What to produce: Write only how many lines in this data include "hair".

Dataset rows for apps and sites:
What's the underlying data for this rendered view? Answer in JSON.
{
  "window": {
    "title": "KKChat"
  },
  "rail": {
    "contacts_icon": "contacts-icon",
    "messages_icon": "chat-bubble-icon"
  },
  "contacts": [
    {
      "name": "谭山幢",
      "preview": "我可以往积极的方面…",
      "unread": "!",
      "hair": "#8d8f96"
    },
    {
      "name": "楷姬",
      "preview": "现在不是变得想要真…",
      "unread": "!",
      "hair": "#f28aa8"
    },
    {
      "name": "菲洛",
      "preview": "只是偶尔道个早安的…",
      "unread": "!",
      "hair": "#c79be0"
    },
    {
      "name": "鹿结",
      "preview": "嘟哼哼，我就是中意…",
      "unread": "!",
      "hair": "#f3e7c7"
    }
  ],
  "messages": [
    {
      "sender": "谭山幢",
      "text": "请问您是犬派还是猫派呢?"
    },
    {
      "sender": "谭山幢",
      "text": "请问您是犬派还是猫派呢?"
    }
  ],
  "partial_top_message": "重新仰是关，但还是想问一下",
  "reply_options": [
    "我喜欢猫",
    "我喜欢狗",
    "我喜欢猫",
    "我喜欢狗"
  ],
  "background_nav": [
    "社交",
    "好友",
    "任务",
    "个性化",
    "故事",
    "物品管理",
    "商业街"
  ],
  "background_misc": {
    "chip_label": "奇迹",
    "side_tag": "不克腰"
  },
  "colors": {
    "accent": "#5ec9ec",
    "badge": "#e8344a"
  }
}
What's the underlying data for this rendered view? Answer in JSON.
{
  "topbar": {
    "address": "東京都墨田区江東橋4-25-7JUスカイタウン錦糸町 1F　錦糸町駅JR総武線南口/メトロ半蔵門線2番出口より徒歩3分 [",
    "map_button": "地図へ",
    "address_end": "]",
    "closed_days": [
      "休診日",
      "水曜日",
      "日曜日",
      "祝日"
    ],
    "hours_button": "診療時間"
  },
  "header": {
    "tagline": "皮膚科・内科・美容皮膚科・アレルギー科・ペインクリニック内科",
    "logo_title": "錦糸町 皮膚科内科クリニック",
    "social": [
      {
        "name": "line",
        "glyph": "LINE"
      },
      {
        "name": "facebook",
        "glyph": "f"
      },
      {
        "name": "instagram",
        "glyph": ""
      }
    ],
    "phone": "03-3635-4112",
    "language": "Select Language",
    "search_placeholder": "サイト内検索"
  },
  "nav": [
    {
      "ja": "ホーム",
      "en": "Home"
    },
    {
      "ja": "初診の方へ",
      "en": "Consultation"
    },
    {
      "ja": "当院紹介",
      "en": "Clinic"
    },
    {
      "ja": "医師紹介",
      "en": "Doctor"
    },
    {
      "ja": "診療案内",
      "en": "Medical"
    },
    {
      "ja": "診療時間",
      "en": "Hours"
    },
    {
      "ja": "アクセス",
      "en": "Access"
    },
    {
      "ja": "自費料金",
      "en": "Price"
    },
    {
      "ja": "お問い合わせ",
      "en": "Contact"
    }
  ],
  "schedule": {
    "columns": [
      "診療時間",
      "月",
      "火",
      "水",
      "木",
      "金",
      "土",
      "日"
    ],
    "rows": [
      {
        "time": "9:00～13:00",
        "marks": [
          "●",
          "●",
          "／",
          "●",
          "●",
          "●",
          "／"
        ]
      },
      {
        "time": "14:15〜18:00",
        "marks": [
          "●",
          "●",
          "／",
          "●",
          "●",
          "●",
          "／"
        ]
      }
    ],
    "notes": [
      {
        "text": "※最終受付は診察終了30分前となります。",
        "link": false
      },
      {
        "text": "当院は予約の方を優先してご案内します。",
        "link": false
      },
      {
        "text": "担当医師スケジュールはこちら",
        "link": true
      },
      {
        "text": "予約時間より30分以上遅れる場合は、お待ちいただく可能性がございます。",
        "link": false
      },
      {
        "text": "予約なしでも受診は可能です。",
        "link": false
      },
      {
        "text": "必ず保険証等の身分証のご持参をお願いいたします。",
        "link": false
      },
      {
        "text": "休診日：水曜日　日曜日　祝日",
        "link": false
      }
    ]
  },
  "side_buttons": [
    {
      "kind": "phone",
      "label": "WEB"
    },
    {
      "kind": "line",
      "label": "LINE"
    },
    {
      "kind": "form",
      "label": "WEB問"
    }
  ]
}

Solution to the problem: 4